Records from a dataset:
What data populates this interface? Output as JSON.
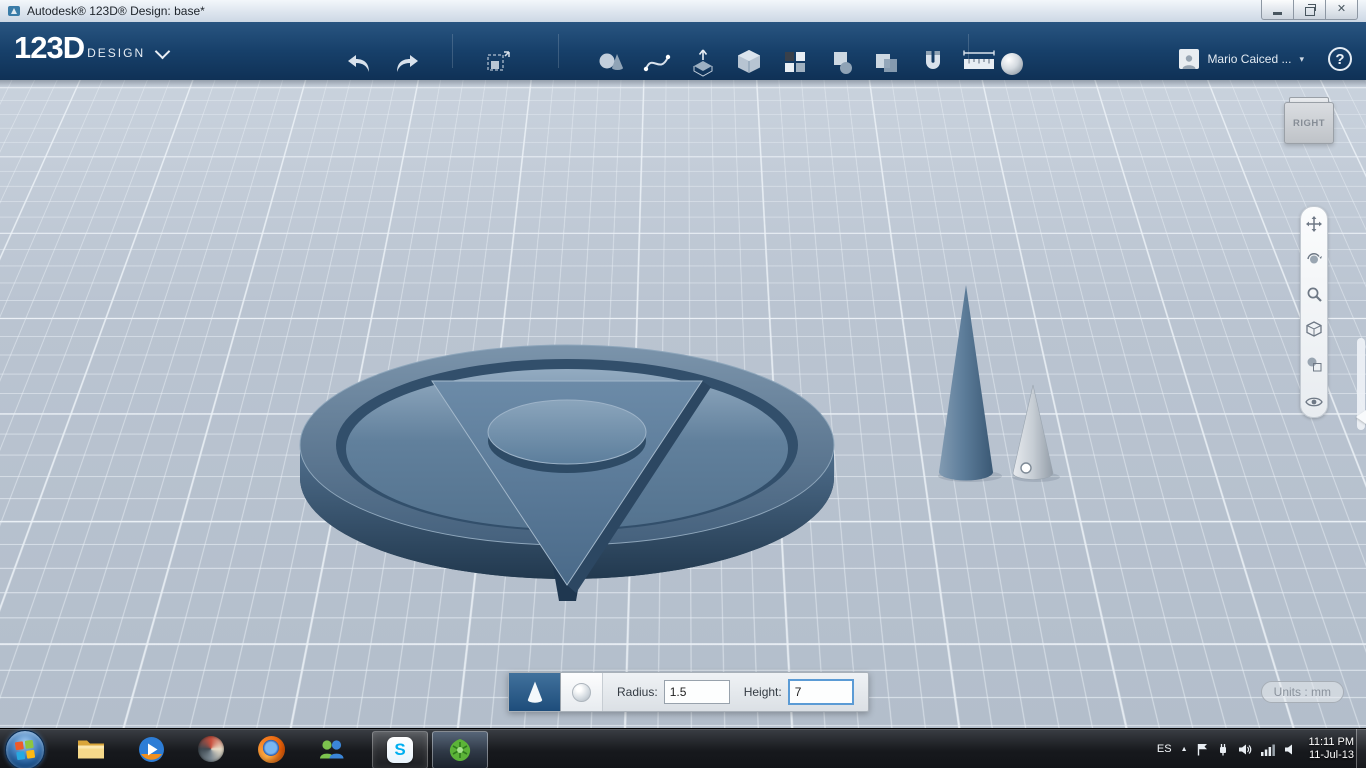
{
  "window": {
    "title": "Autodesk® 123D® Design: base*"
  },
  "appbar": {
    "logo": "123D",
    "logo_sub": "DESIGN",
    "user_name": "Mario Caiced ...",
    "user_dropdown_glyph": "▾",
    "help_glyph": "?",
    "close_glyph": "✕",
    "toolbar_icons": [
      "undo-icon",
      "redo-icon",
      "transform-icon",
      "primitives-icon",
      "sketch-icon",
      "construct-icon",
      "modify-icon",
      "pattern-icon",
      "grouping-icon",
      "combine-icon",
      "snap-icon",
      "measure-icon",
      "material-icon"
    ],
    "nav_icons": [
      "pan-icon",
      "orbit-icon",
      "zoom-icon",
      "fit-icon",
      "view-settings-icon",
      "visibility-icon"
    ]
  },
  "viewport": {
    "view_cube_label": "RIGHT",
    "units_label": "Units : mm",
    "model_color": "#587695",
    "selection_dot": "white snap point on light cone"
  },
  "prompt_bar": {
    "selected_primitive": "cone",
    "radius_label": "Radius:",
    "radius_value": "1.5",
    "height_label": "Height:",
    "height_value": "7"
  },
  "taskbar": {
    "language_indicator": "ES",
    "tray_expand_glyph": "▲",
    "clock_time": "11:11 PM",
    "clock_date": "11-Jul-13"
  },
  "colors": {
    "appbar_blue": "#17406a",
    "viewport_bg": "#bac4d1",
    "cone_button_blue": "#1e4d7b",
    "skype_blue": "#00aff0",
    "input_focus_blue": "#5b9bd5"
  }
}
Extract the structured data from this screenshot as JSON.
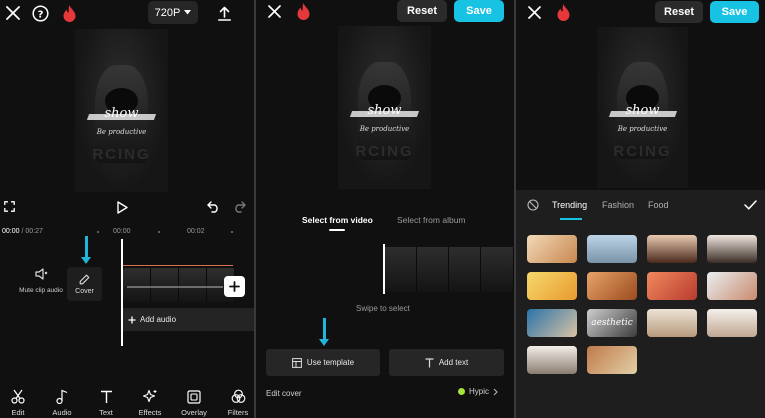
{
  "colors": {
    "accent": "#18c2e3",
    "fire": "#e5383b",
    "panel_bg": "#101010",
    "arrow": "#22b5dc"
  },
  "editor": {
    "resolution": "720P",
    "time_current": "00:00",
    "time_total": "00:27",
    "ruler_marks": [
      "00:00",
      "00:02"
    ],
    "mute_label": "Mute clip audio",
    "cover_label": "Cover",
    "add_audio_label": "Add audio",
    "video_caption": "show",
    "video_subcaption": "Be productive",
    "video_ghost_text": "RCING",
    "toolbar": [
      {
        "label": "Edit",
        "icon": "scissors-icon"
      },
      {
        "label": "Audio",
        "icon": "music-note-icon"
      },
      {
        "label": "Text",
        "icon": "text-icon"
      },
      {
        "label": "Effects",
        "icon": "sparkle-icon"
      },
      {
        "label": "Overlay",
        "icon": "overlay-icon"
      },
      {
        "label": "Filters",
        "icon": "filters-icon"
      }
    ]
  },
  "cover": {
    "reset_label": "Reset",
    "save_label": "Save",
    "tab_video": "Select from video",
    "tab_album": "Select from album",
    "swipe_hint": "Swipe to select",
    "use_template_label": "Use template",
    "add_text_label": "Add text",
    "edit_cover_label": "Edit cover",
    "hypic_label": "Hypic"
  },
  "templates": {
    "reset_label": "Reset",
    "save_label": "Save",
    "tabs": [
      "Trending",
      "Fashion",
      "Food"
    ],
    "active_tab": "Trending",
    "thumbnail_texts": [
      "",
      "",
      "",
      "",
      "",
      "",
      "",
      "",
      "",
      "aesthetic",
      "",
      "",
      "",
      ""
    ]
  }
}
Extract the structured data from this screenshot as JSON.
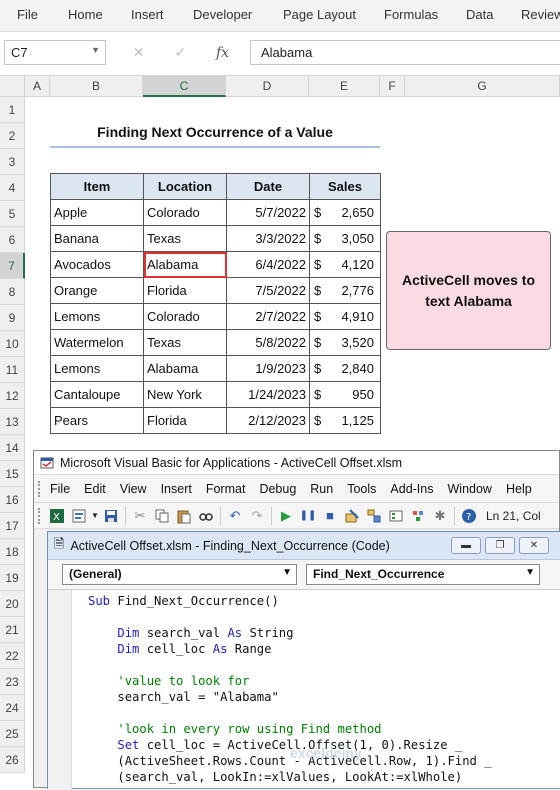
{
  "ribbon": {
    "tabs": [
      "File",
      "Home",
      "Insert",
      "Developer",
      "Page Layout",
      "Formulas",
      "Data",
      "Review"
    ]
  },
  "formula_bar": {
    "name_box": "C7",
    "formula": "Alabama"
  },
  "columns": [
    "A",
    "B",
    "C",
    "D",
    "E",
    "F",
    "G"
  ],
  "rows": [
    "1",
    "2",
    "3",
    "4",
    "5",
    "6",
    "7",
    "8",
    "9",
    "10",
    "11",
    "12",
    "13",
    "14",
    "15",
    "16",
    "17",
    "18",
    "19",
    "20",
    "21",
    "22",
    "23",
    "24",
    "25",
    "26"
  ],
  "sheet": {
    "title": "Finding Next Occurrence of a Value",
    "headers": [
      "Item",
      "Location",
      "Date",
      "Sales"
    ],
    "currency": "$",
    "rows": [
      {
        "item": "Apple",
        "location": "Colorado",
        "date": "5/7/2022",
        "sales": "2,650"
      },
      {
        "item": "Banana",
        "location": "Texas",
        "date": "3/3/2022",
        "sales": "3,050"
      },
      {
        "item": "Avocados",
        "location": "Alabama",
        "date": "6/4/2022",
        "sales": "4,120"
      },
      {
        "item": "Orange",
        "location": "Florida",
        "date": "7/5/2022",
        "sales": "2,776"
      },
      {
        "item": "Lemons",
        "location": "Colorado",
        "date": "2/7/2022",
        "sales": "4,910"
      },
      {
        "item": "Watermelon",
        "location": "Texas",
        "date": "5/8/2022",
        "sales": "3,520"
      },
      {
        "item": "Lemons",
        "location": "Alabama",
        "date": "1/9/2023",
        "sales": "2,840"
      },
      {
        "item": "Cantaloupe",
        "location": "New York",
        "date": "1/24/2023",
        "sales": "950"
      },
      {
        "item": "Pears",
        "location": "Florida",
        "date": "2/12/2023",
        "sales": "1,125"
      }
    ],
    "callout": "ActiveCell moves to text Alabama"
  },
  "vba": {
    "window_title": "Microsoft Visual Basic for Applications - ActiveCell Offset.xlsm",
    "menu": [
      "File",
      "Edit",
      "View",
      "Insert",
      "Format",
      "Debug",
      "Run",
      "Tools",
      "Add-Ins",
      "Window",
      "Help"
    ],
    "status": "Ln 21, Col",
    "code_window_title": "ActiveCell Offset.xlsm - Finding_Next_Occurrence (Code)",
    "object_dropdown": "(General)",
    "proc_dropdown": "Find_Next_Occurrence",
    "code": [
      {
        "t": "kw",
        "s": "Sub",
        "rest": " Find_Next_Occurrence()"
      },
      {
        "t": "blank"
      },
      {
        "t": "kw2",
        "indent": "    ",
        "s": "Dim",
        "mid": " search_val ",
        "s2": "As",
        "rest": " String"
      },
      {
        "t": "kw2",
        "indent": "    ",
        "s": "Dim",
        "mid": " cell_loc ",
        "s2": "As",
        "rest": " Range"
      },
      {
        "t": "blank"
      },
      {
        "t": "cm",
        "indent": "    ",
        "s": "'value to look for"
      },
      {
        "t": "plain",
        "indent": "    ",
        "s": "search_val = \"Alabama\""
      },
      {
        "t": "blank"
      },
      {
        "t": "cm",
        "indent": "    ",
        "s": "'look in every row using Find method"
      },
      {
        "t": "kw",
        "indent": "    ",
        "s": "Set",
        "rest": " cell_loc = ActiveCell.Offset(1, 0).Resize _"
      },
      {
        "t": "plain",
        "indent": "    ",
        "s": "(ActiveSheet.Rows.Count - ActiveCell.Row, 1).Find _"
      },
      {
        "t": "plain",
        "indent": "    ",
        "s": "(search_val, LookIn:=xlValues, LookAt:=xlWhole)"
      }
    ]
  },
  "watermark": "exceldemy"
}
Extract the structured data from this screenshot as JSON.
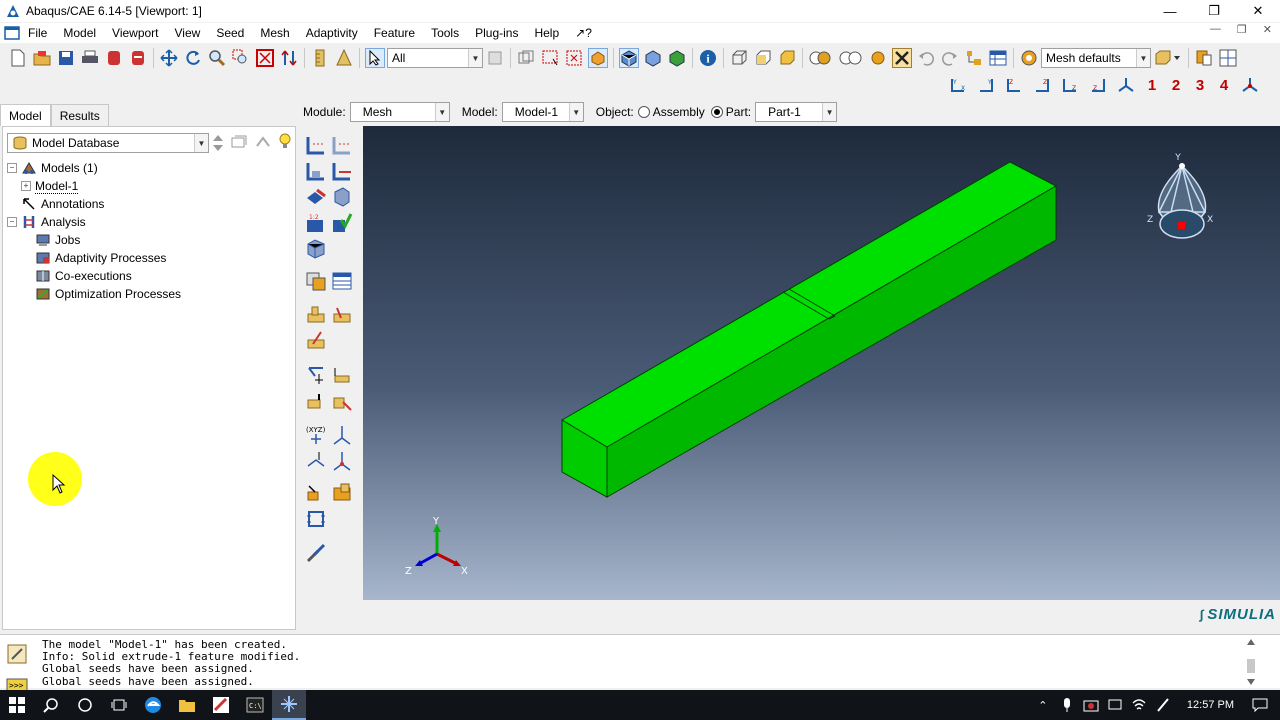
{
  "window": {
    "title": "Abaqus/CAE 6.14-5 [Viewport: 1]"
  },
  "menu": [
    "File",
    "Model",
    "Viewport",
    "View",
    "Seed",
    "Mesh",
    "Adaptivity",
    "Feature",
    "Tools",
    "Plug-ins",
    "Help",
    "↗?"
  ],
  "toolbar": {
    "selection_filter": "All",
    "mesh_defaults": "Mesh defaults",
    "views": [
      "1",
      "2",
      "3",
      "4"
    ]
  },
  "tabs": [
    "Model",
    "Results"
  ],
  "tree": {
    "database": "Model Database",
    "items": [
      {
        "label": "Models (1)",
        "level": 0,
        "expander": "−"
      },
      {
        "label": "Model-1",
        "level": 1,
        "expander": "+"
      },
      {
        "label": "Annotations",
        "level": 0,
        "expander": ""
      },
      {
        "label": "Analysis",
        "level": 0,
        "expander": "−"
      },
      {
        "label": "Jobs",
        "level": 1,
        "expander": ""
      },
      {
        "label": "Adaptivity Processes",
        "level": 1,
        "expander": ""
      },
      {
        "label": "Co-executions",
        "level": 1,
        "expander": ""
      },
      {
        "label": "Optimization Processes",
        "level": 1,
        "expander": ""
      }
    ]
  },
  "context": {
    "module_label": "Module:",
    "module": "Mesh",
    "model_label": "Model:",
    "model": "Model-1",
    "object_label": "Object:",
    "assembly": "Assembly",
    "part_label": "Part:",
    "part": "Part-1"
  },
  "triad": {
    "x": "X",
    "y": "Y",
    "z": "Z"
  },
  "brand": "SIMULIA",
  "messages": [
    "The model \"Model-1\" has been created.",
    "Info: Solid extrude-1 feature modified.",
    "Global seeds have been assigned.",
    "Global seeds have been assigned."
  ],
  "clock": "12:57 PM",
  "colors": {
    "part": "#00e000",
    "part_side": "#00b800",
    "part_dark": "#009a00",
    "view_number": "#c00000"
  }
}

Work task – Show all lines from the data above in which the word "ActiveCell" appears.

Worked solution –
    "callout": "ActiveCell moves to text Alabama"
    "window_title": "Microsoft Visual Basic for Applications - ActiveCell Offset.xlsm",
    "code_window_title": "ActiveCell Offset.xlsm - Finding_Next_Occurrence (Code)",
        "rest": " cell_loc = ActiveCell.Offset(1, 0).Resize _"
        "s": "(ActiveSheet.Rows.Count - ActiveCell.Row, 1).Find _"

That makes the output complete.